Christ Died for His People
“And she shall bring forth a son, and thou shalt call his name JESUS: for he shall save his people from their sins.” (Matthew 1:21)
The objects of redemption are described by such words and characteristics as show them to be a special and distinct people. Those who are the objects of redemption are called the people of God our Savior. “For the transgressions of my people,” says the Lord our God, “was he stricken,” stricken by the rod of Divine justice to make satisfaction for our sins and to redeem us from them.
When he was about to come and redeem us, Zacharias said, “Blessed be the Lord God of Israel; for he hath visited and redeemed his people.” Thus he prophesied that God would redeem and save his elect by sending Christ, the Dayspring from on high.
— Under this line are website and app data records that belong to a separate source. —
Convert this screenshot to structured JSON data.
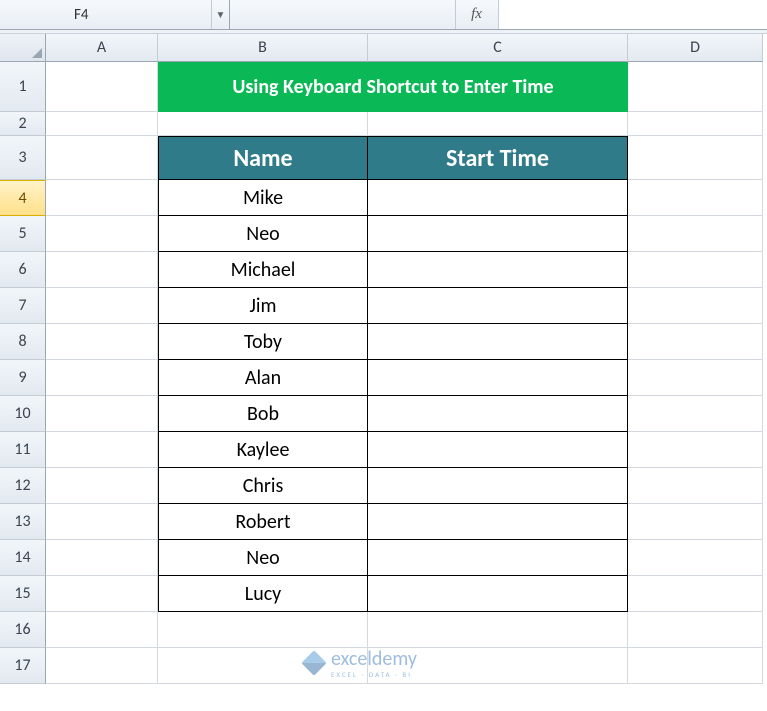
{
  "namebox": {
    "value": "F4"
  },
  "fx": {
    "label": "fx",
    "formula": ""
  },
  "columns": [
    "A",
    "B",
    "C",
    "D"
  ],
  "rows": [
    "1",
    "2",
    "3",
    "4",
    "5",
    "6",
    "7",
    "8",
    "9",
    "10",
    "11",
    "12",
    "13",
    "14",
    "15",
    "16",
    "17"
  ],
  "selected_row_index": 3,
  "title": "Using Keyboard Shortcut to Enter Time",
  "table": {
    "headers": [
      "Name",
      "Start Time"
    ],
    "data": [
      {
        "name": "Mike",
        "start": ""
      },
      {
        "name": "Neo",
        "start": ""
      },
      {
        "name": "Michael",
        "start": ""
      },
      {
        "name": "Jim",
        "start": ""
      },
      {
        "name": "Toby",
        "start": ""
      },
      {
        "name": "Alan",
        "start": ""
      },
      {
        "name": "Bob",
        "start": ""
      },
      {
        "name": "Kaylee",
        "start": ""
      },
      {
        "name": "Chris",
        "start": ""
      },
      {
        "name": "Robert",
        "start": ""
      },
      {
        "name": "Neo",
        "start": ""
      },
      {
        "name": "Lucy",
        "start": ""
      }
    ]
  },
  "watermark": {
    "brand": "exceldemy",
    "tagline": "EXCEL · DATA · BI"
  },
  "chart_data": {
    "type": "table",
    "title": "Using Keyboard Shortcut to Enter Time",
    "columns": [
      "Name",
      "Start Time"
    ],
    "rows": [
      [
        "Mike",
        ""
      ],
      [
        "Neo",
        ""
      ],
      [
        "Michael",
        ""
      ],
      [
        "Jim",
        ""
      ],
      [
        "Toby",
        ""
      ],
      [
        "Alan",
        ""
      ],
      [
        "Bob",
        ""
      ],
      [
        "Kaylee",
        ""
      ],
      [
        "Chris",
        ""
      ],
      [
        "Robert",
        ""
      ],
      [
        "Neo",
        ""
      ],
      [
        "Lucy",
        ""
      ]
    ]
  }
}
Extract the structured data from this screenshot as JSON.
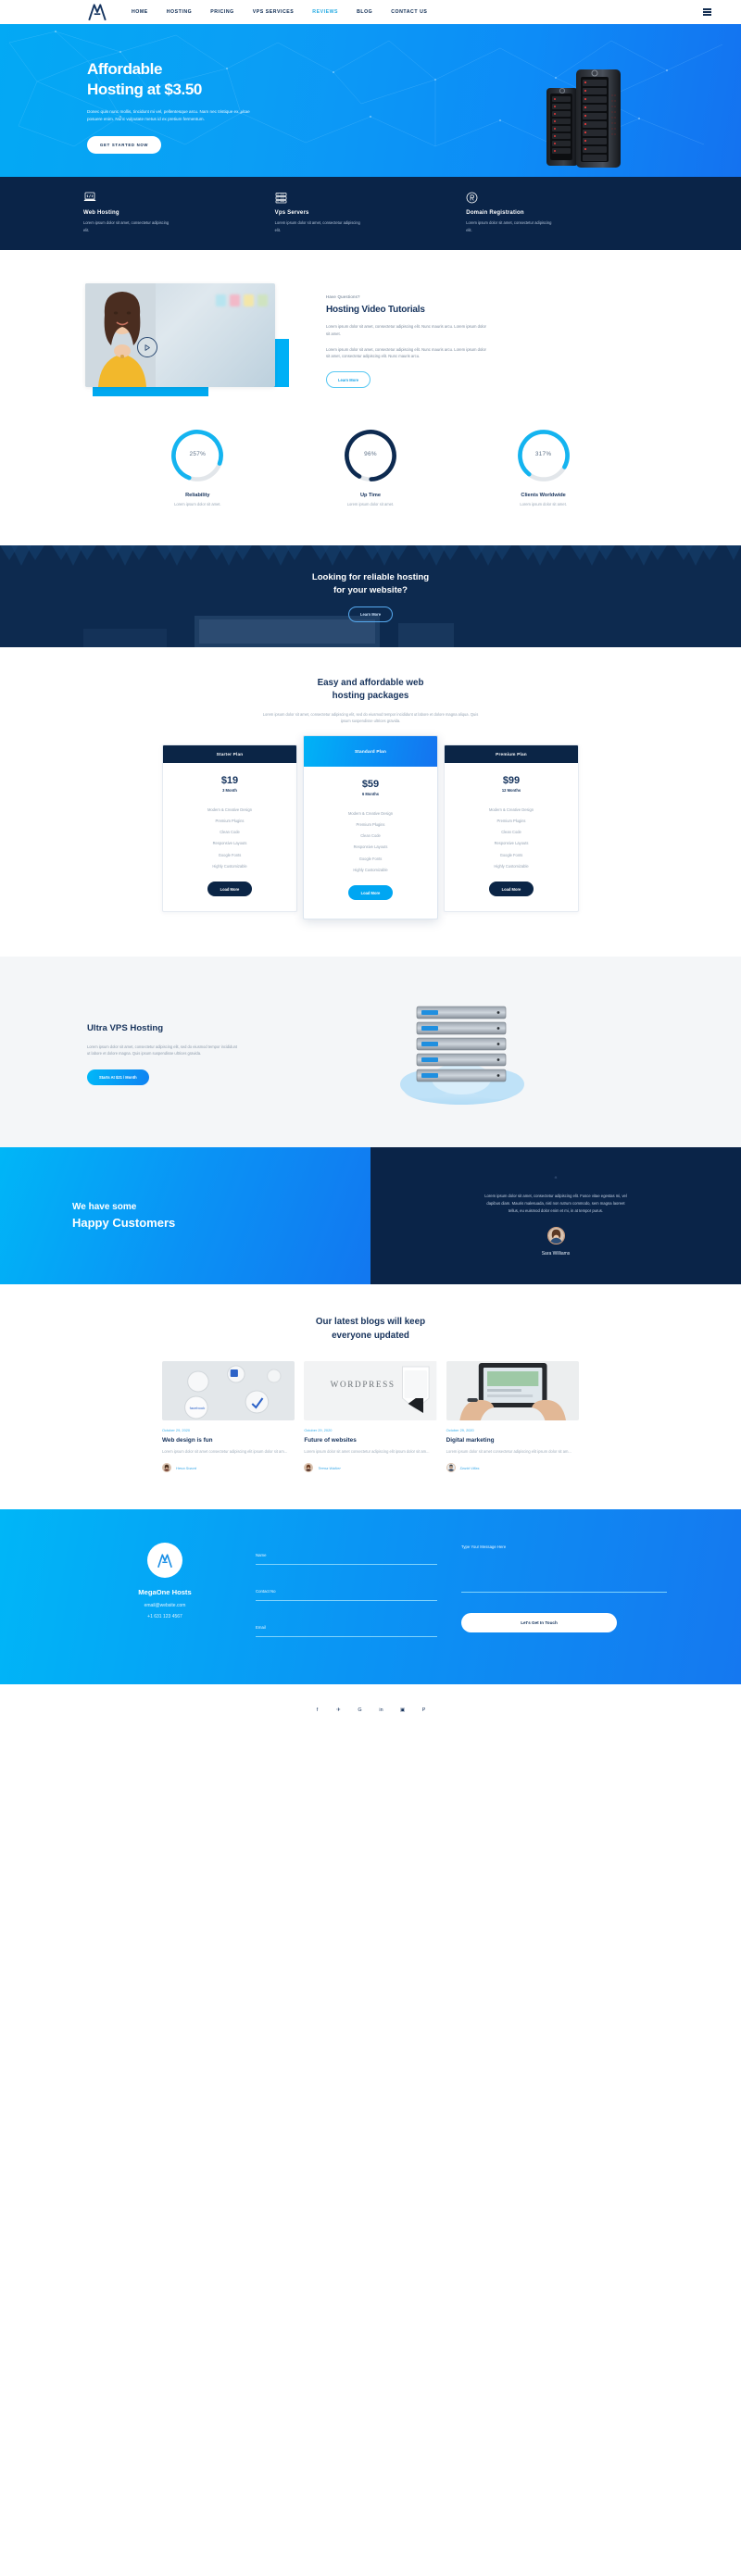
{
  "nav": {
    "logo_icon": "megaone-logo-icon",
    "links": [
      {
        "label": "HOME",
        "active": false
      },
      {
        "label": "HOSTING",
        "active": false
      },
      {
        "label": "PRICING",
        "active": false
      },
      {
        "label": "VPS SERVICES",
        "active": false
      },
      {
        "label": "REVIEWS",
        "active": true
      },
      {
        "label": "BLOG",
        "active": false
      },
      {
        "label": "CONTACT US",
        "active": false
      }
    ],
    "menu_icon": "hamburger-menu-icon",
    "accent_color": "#29ace3"
  },
  "hero": {
    "title_line1": "Affordable",
    "title_line2": "Hosting at $3.50",
    "paragraph": "Donec quis nunc mollis, tincidunt mi vel, pellentesque arcu. Nam nec tristique ex, vitae posuere enim. Nunc vulputate metus id ex pretium fermentum.",
    "cta_label": "GET STARTED NOW",
    "bg_gradient_from": "#03a9f4",
    "bg_gradient_to": "#1472f0"
  },
  "features": {
    "bg_color": "#0a2448",
    "items": [
      {
        "icon": "laptop-code-icon",
        "title": "Web Hosting",
        "desc": "Lorem ipsum dolor sit amet, consectetur adipiscing elit."
      },
      {
        "icon": "server-rack-icon",
        "title": "Vps Servers",
        "desc": "Lorem ipsum dolor sit amet, consectetur adipiscing elit."
      },
      {
        "icon": "registered-trademark-icon",
        "title": "Domain Registration",
        "desc": "Lorem ipsum dolor sit amet, consectetur adipiscing elit."
      }
    ]
  },
  "video": {
    "play_icon": "play-button-icon",
    "eyebrow": "Have Questions?",
    "title": "Hosting Video Tutorials",
    "paragraph1": "Lorem ipsum dolor sit amet, consectetur adipiscing elit. Nunc mauris arcu. Lorem ipsum dolor sit amet.",
    "paragraph2": "Lorem ipsum dolor sit amet, consectetur adipiscing elit. Nunc mauris arcu. Lorem ipsum dolor sit amet, consectetur adipiscing elit. Nunc mauris arcu.",
    "button_label": "Learn More"
  },
  "chart_data": {
    "type": "bar",
    "title": "Hosting statistics donut gauges",
    "categories": [
      "Reliability",
      "Up Time",
      "Clients Worldwide"
    ],
    "values": [
      257,
      96,
      317
    ],
    "value_labels": [
      "257%",
      "96%",
      "317%"
    ],
    "ylabel": "Percent",
    "ylim": [
      0,
      360
    ],
    "colors": [
      "#14b4f0",
      "#0d2a50",
      "#14b4f0"
    ],
    "track_color": "#e2e6ea",
    "descriptions": [
      "Lorem ipsum dolor sit amet.",
      "Lorem ipsum dolor sit amet.",
      "Lorem ipsum dolor sit amet."
    ]
  },
  "cta_banner": {
    "line1": "Looking for reliable hosting",
    "line2": "for your website?",
    "button_label": "Learn More"
  },
  "pricing": {
    "title_line1": "Easy and affordable web",
    "title_line2": "hosting packages",
    "subtitle": "Lorem ipsum dolor sit amet, consectetur adipiscing elit, sed do eiusmod tempor incididunt ut labore et dolore magna aliqua. Quis ipsum suspendisse ultrices gravida.",
    "plans": [
      {
        "name": "Starter Plan",
        "price": "$19",
        "period": "3 Month",
        "featured": false,
        "features": [
          "Modern & Creative Design",
          "Premium Plugins",
          "Clean Code",
          "Responsive Layouts",
          "Google Fonts",
          "Highly Customizable"
        ],
        "button_label": "Load More"
      },
      {
        "name": "Standard Plan",
        "price": "$59",
        "period": "6 Months",
        "featured": true,
        "features": [
          "Modern & Creative Design",
          "Premium Plugins",
          "Clean Code",
          "Responsive Layouts",
          "Google Fonts",
          "Highly Customizable"
        ],
        "button_label": "Load More"
      },
      {
        "name": "Premium Plan",
        "price": "$99",
        "period": "12 Months",
        "featured": false,
        "features": [
          "Modern & Creative Design",
          "Premium Plugins",
          "Clean Code",
          "Responsive Layouts",
          "Google Fonts",
          "Highly Customizable"
        ],
        "button_label": "Load More"
      }
    ]
  },
  "vps": {
    "title": "Ultra VPS Hosting",
    "paragraph": "Lorem ipsum dolor sit amet, consectetur adipiscing elit, sed do eiusmod tempor incididunt ut labore et dolore magna. Quis ipsum suspendisse ultrices gravida.",
    "button_label": "Starts At $21 / Month",
    "illustration_icon": "server-stack-cloud-icon"
  },
  "testimonial": {
    "heading_line1": "We have some",
    "heading_line2": "Happy Customers",
    "quote_icon": "quote-mark-icon",
    "quote": "Lorem ipsum dolor sit amet, consectetur adipiscing elit. Fusce vitae egestas mi, vel dapibus diam. Mauris malesuada, nisl non rutrum commodo, sem magna laoreet tellus, eu euismod dolor enim et mi, in at tempor purus.",
    "author": "Sara Williams",
    "avatar_icon": "author-avatar"
  },
  "blog": {
    "title_line1": "Our latest blogs will keep",
    "title_line2": "everyone updated",
    "posts": [
      {
        "thumb": "social-badges-photo",
        "date": "October 29, 2020",
        "title": "Web design is fun",
        "excerpt": "Lorem ipsum dolor sit amet consectetur adipiscing elit ipsum dolor sit am...",
        "author": "Hena Sword"
      },
      {
        "thumb": "wordpress-photo",
        "date": "October 29, 2020",
        "title": "Future of websites",
        "excerpt": "Lorem ipsum dolor sit amet consectetur adipiscing elit ipsum dolor sit am...",
        "author": "Teena Walker"
      },
      {
        "thumb": "tablet-hands-photo",
        "date": "October 29, 2020",
        "title": "Digital marketing",
        "excerpt": "Lorem ipsum dolor sit amet consectetur adipiscing elit ipsum dolor sit am...",
        "author": "David Villas"
      }
    ]
  },
  "contact": {
    "logo_icon": "megaone-logo-icon",
    "brand": "MegaOne Hosts",
    "email": "email@website.com",
    "phone": "+1 631 123 4567",
    "name_placeholder": "Name",
    "contact_placeholder": "Contact No",
    "email_placeholder": "Email",
    "message_placeholder": "Type Your Message Here",
    "submit_label": "Let's Get In Touch"
  },
  "footer": {
    "social": [
      {
        "icon": "facebook-icon",
        "glyph": "f"
      },
      {
        "icon": "twitter-icon",
        "glyph": "✈"
      },
      {
        "icon": "google-plus-icon",
        "glyph": "G"
      },
      {
        "icon": "linkedin-icon",
        "glyph": "in"
      },
      {
        "icon": "instagram-icon",
        "glyph": "▣"
      },
      {
        "icon": "pinterest-icon",
        "glyph": "P"
      }
    ]
  }
}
He visited his people in the flesh and redeemed us by his blood (Luke 1:68, 78). Therefore the angel of God told Joseph to call the Savior’s name “Jesus,” and gave this as the reason: “for he shall save his people from their sins.”
Someone may say, “All people are the people of God.” In a sense that is true, inasmuch as they are his creatures. Yet, the Scriptures expressly tell us that they are not all his redeemed people. Those who are redeemed by Christ are redeemed “out of every people” (Revelation 5:9). The redeemed are God’s covenant people, of whom he says, “They shall be my people, and I will be their God.” We are his portion and his inheritance, a people near and dear unto him, a people given to Christ to be redeemed and saved by him, of whom it is said, “Thy people shall be willing in the day of thy power” (Psalm 110:3).
Redemption is not universal, but special. By the precious blood of Christ, atonement has been effectually accomplished and redemption has been obtained for God’s elect. Christ is not the Redeemer of all men, but of many. — If the redeemed are those who are the objects of God’s special love and favor, then not all men are redeemed. There are some of whom it is said, “He that made them, will not have mercy on them; and he that formed them, will show them no favour” (Isaiah 27:11). — If, as the Scriptures teach, the redeemed are the elect of God and them only, then not all men are redeemed; for all are not chosen. “The election hath obtained it, and the rest are blinded” (Romans 11:7). — If only those are redeemed for whom Christ became a Surety, then not all men are redeemed. Christ did not engage to pay the debts of all men. — If the redeemed are his people, then not all are redeemed. There are some on whom God writes a “Loammi”, saying, “Ye are not my people; and I will not be your God” (Hosea 1:9). — If the redeemed are the sheep of Christ to whom he gives eternal life, then the goats who go into everlasting punishment are not redeemed. — If the redeemed are the children of God and the church and spouse of Christ to whom he gives the gift of faith, then not all men are redeemed, “For all men have not faith!” All honest men and women who read the Bible must acknowledge that the Lord Jesus Christ died for and redeemed his people alone, with the special, effectual purchase price of his own precious blood!
THE GRACE BULLETIN
February 5, 2012
GRACE BAPTIST CHURCH of DANVILLE 2734 Old Stanford Road-Danville, Kentucky 40422-9438 Telephone (859) 236-8235 - E-Mail [email protected]
Donald S. Fortner, Pastor
Schedule of Regular Services
Sunday 10:00 A.M. Bible Classes 10:30 A.M. Morning Worship Service 6:30 P.M. Evening Worship Service